Taliesin, a Teller of Tales

Combining the magic of the bardic story-teller with the mystery of The Mabinogion, this show promises to be an evening of great entertainment for young and old alike.
Image for Taliesin, a Teller of Tales

Taliesin was created when Gwion Bach supped form the magic cauldron of Cerridwen, and so he became the great bard. The monologue, performed by award-winning actor, Adrian Metcalfe, tells the story of Taliesin’s creation based in the myths of time, and then move into his life as a stroy-teller, culminating in the telling of the Four Branches of the Mabinogion. Following the performance and in the run-up to the show, Adrian is in character to allow children and parents to ask questions about life in dark ages Wales, the role of the bard in society and also the history and political structures of Wales during this period.

There is a ‘set’ and ‘costumes’ including instruments and the tools of the trade, there’s also a hands-on session to allow visitors to learn more about life in this important period in Welsh history.

The performance can take place in a chamber/room/great hall of the monument, atmospherically lit if at night, so that the audience can engage with the monument in a manner reminiscent of the builders and inhabitants of the place at its inception. It will engage and interest the audience in the history and folkloric tradition of Wales in a manner that will enable them to connect with the tales at a less academic and more human level.
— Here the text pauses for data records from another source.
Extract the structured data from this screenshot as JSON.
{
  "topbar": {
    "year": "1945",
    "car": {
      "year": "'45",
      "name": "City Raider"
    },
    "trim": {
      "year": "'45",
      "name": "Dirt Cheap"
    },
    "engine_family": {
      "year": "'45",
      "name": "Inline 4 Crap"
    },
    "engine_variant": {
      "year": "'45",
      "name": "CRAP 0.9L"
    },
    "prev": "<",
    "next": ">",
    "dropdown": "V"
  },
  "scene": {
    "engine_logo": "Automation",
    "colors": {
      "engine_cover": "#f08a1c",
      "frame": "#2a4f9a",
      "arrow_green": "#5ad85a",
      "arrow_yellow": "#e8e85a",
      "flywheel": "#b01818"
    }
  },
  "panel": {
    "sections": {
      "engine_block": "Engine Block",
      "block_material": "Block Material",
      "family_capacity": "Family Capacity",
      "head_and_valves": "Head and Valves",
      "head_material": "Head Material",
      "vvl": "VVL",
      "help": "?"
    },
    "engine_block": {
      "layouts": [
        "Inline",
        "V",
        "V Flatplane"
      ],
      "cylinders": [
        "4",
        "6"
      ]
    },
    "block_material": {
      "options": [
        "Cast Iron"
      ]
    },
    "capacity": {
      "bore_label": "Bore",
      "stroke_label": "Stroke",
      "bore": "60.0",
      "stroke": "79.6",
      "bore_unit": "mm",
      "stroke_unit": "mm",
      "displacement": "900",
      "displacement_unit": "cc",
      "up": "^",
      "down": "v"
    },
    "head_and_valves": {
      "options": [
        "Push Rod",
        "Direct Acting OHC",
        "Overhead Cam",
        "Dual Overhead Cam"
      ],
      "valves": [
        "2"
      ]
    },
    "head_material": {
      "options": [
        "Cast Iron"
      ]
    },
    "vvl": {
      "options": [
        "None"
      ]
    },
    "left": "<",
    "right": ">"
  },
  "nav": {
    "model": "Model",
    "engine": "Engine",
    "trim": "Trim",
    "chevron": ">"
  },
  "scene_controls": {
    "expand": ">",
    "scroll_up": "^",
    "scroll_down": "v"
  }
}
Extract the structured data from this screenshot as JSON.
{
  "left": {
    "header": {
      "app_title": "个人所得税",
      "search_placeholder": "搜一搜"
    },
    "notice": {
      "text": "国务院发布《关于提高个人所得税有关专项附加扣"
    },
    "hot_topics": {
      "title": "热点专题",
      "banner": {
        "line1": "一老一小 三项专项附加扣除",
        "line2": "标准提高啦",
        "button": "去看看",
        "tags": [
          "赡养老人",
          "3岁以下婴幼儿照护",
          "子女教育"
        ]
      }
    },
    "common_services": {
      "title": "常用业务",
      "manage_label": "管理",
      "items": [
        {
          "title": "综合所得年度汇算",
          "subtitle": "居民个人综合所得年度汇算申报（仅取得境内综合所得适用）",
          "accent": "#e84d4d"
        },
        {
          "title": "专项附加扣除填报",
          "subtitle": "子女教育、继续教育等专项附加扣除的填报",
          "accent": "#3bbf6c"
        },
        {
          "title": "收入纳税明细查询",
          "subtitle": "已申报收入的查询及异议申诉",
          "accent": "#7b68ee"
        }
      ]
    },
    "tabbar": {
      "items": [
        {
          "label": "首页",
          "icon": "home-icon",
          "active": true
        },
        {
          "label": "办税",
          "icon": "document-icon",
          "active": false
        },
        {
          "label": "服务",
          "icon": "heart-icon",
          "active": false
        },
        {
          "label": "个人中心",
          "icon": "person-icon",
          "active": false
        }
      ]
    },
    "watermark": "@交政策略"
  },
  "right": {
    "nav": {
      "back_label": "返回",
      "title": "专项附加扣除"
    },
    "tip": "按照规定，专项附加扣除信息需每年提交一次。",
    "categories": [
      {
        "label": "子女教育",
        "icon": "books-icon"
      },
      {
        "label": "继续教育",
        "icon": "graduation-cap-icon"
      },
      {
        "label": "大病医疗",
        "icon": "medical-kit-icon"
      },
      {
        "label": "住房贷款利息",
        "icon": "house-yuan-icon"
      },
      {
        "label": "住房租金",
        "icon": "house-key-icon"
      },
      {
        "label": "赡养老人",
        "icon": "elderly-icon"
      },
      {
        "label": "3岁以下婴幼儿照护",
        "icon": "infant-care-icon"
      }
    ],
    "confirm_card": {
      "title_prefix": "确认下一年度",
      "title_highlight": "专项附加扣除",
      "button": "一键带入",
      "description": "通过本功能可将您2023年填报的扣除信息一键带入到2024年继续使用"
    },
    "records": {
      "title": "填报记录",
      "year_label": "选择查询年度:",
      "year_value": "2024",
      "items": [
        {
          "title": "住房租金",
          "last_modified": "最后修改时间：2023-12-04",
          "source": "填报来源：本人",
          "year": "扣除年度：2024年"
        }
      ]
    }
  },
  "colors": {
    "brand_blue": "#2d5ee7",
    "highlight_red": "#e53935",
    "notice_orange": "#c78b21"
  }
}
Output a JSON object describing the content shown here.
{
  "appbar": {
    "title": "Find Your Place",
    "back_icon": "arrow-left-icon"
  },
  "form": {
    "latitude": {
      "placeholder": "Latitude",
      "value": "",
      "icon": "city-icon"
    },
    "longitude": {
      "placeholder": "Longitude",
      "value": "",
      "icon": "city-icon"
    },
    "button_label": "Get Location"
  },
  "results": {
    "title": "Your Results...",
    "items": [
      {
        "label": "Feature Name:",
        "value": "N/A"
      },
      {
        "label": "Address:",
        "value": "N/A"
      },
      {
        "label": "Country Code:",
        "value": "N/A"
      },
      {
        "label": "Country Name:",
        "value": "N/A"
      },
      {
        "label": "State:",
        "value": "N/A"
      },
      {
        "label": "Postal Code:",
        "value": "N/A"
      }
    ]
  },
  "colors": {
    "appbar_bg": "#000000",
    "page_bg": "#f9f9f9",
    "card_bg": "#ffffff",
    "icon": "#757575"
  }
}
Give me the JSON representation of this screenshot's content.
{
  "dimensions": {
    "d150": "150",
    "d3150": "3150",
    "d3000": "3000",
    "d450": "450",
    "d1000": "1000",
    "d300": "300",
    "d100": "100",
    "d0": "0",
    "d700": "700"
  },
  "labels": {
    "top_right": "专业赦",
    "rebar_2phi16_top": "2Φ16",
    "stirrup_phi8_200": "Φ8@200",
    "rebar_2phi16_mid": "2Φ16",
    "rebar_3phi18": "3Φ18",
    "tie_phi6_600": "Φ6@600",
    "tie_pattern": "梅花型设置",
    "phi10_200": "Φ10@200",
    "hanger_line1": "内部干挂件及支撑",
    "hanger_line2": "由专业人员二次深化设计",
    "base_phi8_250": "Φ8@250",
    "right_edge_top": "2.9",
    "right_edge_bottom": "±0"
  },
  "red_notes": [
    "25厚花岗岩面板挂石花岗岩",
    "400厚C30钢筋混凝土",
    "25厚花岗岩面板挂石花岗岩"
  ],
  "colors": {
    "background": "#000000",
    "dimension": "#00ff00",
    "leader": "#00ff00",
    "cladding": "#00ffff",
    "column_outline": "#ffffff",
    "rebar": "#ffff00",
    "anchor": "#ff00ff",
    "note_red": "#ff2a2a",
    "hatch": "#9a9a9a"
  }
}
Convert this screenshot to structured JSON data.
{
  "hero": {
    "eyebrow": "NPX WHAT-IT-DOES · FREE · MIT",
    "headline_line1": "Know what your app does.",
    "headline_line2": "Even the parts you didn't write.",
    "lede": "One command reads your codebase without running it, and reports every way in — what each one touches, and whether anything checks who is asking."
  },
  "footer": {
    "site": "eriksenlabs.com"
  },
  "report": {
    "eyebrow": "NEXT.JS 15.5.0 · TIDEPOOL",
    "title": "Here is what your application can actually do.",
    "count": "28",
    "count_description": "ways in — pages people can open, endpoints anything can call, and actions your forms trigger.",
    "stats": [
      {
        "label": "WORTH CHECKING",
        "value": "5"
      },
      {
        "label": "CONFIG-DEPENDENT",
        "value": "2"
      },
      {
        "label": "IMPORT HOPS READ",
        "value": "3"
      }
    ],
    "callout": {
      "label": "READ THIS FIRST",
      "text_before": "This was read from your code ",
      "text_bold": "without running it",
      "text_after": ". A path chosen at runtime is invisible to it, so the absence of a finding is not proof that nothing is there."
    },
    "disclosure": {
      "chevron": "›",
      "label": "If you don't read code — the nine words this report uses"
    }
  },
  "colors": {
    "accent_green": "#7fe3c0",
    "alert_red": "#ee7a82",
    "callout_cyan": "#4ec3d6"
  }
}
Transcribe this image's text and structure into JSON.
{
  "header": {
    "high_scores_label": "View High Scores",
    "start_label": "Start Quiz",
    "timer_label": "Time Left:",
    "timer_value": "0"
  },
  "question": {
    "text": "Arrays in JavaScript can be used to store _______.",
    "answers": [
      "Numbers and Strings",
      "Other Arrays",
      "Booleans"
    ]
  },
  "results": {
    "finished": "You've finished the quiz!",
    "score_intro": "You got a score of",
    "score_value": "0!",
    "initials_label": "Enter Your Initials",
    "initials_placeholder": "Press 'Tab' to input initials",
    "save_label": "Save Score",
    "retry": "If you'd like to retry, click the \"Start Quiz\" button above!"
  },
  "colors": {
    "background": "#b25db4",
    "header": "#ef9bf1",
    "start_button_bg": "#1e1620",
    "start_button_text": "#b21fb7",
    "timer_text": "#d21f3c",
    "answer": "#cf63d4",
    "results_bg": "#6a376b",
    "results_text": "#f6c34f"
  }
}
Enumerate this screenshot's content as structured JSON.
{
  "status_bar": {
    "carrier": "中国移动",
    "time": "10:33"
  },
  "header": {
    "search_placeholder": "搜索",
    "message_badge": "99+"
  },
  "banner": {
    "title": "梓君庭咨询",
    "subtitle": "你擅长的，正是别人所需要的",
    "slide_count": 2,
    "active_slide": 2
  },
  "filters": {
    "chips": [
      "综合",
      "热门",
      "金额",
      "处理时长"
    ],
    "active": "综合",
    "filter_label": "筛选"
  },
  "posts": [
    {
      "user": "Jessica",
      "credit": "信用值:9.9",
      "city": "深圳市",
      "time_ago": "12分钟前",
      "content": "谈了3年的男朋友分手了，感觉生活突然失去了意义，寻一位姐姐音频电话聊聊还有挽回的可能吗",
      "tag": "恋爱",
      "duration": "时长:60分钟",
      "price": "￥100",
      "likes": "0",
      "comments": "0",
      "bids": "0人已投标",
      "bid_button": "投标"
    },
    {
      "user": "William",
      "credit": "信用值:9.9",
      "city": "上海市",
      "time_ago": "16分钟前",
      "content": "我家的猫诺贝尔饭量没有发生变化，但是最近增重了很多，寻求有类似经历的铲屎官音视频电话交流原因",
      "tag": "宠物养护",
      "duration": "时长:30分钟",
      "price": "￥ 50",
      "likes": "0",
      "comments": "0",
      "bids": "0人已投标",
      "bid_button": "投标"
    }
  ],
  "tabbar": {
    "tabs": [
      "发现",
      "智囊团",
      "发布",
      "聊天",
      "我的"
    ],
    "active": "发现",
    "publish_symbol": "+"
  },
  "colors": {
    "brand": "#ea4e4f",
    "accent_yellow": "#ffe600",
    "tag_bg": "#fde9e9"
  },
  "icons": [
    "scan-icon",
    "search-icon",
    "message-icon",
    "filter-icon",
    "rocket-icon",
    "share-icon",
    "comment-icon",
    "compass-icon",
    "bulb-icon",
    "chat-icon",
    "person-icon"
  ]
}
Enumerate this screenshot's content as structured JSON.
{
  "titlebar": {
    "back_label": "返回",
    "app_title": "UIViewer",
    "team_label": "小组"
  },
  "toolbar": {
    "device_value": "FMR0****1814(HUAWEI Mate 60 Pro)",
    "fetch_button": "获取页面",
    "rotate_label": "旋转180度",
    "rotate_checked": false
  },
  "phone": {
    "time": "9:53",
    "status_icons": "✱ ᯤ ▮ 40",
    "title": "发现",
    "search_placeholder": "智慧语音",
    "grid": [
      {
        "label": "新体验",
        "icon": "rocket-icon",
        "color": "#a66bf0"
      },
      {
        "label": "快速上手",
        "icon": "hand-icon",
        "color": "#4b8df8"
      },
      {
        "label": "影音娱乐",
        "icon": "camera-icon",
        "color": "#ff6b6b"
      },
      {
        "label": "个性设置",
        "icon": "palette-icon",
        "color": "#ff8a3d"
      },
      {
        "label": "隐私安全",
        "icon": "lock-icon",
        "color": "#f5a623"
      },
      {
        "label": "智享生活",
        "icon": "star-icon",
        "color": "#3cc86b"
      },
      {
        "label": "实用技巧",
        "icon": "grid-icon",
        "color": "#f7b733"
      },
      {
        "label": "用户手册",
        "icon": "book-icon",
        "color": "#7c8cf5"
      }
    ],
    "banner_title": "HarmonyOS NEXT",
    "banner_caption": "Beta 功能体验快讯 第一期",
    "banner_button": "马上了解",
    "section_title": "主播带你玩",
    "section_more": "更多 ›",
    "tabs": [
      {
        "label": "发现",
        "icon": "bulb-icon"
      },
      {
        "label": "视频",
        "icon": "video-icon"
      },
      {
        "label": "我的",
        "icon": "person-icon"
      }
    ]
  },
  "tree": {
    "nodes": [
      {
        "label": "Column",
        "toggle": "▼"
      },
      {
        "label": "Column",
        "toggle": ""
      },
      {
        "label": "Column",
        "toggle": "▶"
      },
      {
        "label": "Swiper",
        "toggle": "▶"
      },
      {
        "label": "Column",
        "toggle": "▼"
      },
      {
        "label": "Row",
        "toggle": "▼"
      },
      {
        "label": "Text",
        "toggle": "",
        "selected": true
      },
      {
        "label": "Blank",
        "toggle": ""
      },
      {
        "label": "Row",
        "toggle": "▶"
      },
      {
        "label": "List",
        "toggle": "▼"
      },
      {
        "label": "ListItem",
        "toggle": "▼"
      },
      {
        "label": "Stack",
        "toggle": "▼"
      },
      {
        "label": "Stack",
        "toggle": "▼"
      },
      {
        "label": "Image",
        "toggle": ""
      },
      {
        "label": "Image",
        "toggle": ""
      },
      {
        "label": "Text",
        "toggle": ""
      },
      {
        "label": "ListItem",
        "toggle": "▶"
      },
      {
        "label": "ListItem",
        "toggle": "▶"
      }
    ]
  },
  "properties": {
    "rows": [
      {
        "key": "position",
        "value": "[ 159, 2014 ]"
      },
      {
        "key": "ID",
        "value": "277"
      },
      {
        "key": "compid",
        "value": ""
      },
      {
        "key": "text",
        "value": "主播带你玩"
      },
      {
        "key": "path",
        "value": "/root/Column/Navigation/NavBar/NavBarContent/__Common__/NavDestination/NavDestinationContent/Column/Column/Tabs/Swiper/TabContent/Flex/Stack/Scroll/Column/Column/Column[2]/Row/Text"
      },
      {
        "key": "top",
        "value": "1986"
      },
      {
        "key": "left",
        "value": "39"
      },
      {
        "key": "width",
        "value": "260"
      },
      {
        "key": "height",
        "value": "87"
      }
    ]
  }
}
The performance is primarily in English with a significant amount of Welsh, but there will be the possibility of communication in Welsh, Italian, French and German as the actor speaks all of these languages to some extent. In this way, as well as increasing the level of understanding and appreciation with the Welsh audience it will introduce a foreign audience to the traditions and history of Wales in the perfect setting.

This performance can be presented as an individual ticketed show in the monuments themselves or as a part of a wider festival ā€“ for instance as a section of a mediaeval weekend held in the monuments.

Taliesin, a Teller of Tales, Oystermouth Castle, April 3rd 2013.

Mark Rees, South Wales Evening Post

“THINGS aren’t always what they seem,” the enigmatic storyteller continuously reminded us, as he recounted tales from wicked witches with cursed cauldrons to valiant knights protecting ancient lands.

Presented by Mumbles-based theatre company Lighthouse, this monologue, retelling magical and mysterious tales of the Mabinogion, was directed by Robert Pugh, and starred Adrian Metcalfe as the mysterious bard.

With the most minimalistic of props, namely a throne and a book, the scene was set for an atmospheric performance in a draughty old room within Oystermouth Castle.

Illuminated by two spotlights, and with the wind whistling through the cracks in the wall, Adrian, garbed in medieval-looking attire, looked the part as he narrated these wonderful tales from Welsh folklore.

The legends came to life as he animatedly waved his arms, screeched like a witch and ran like a hare, while the younger members of the crowd were entertained and involved throughout. A nice, intimate, all-agesā€™ performance, and a great way to spend a sunny bank holiday evening.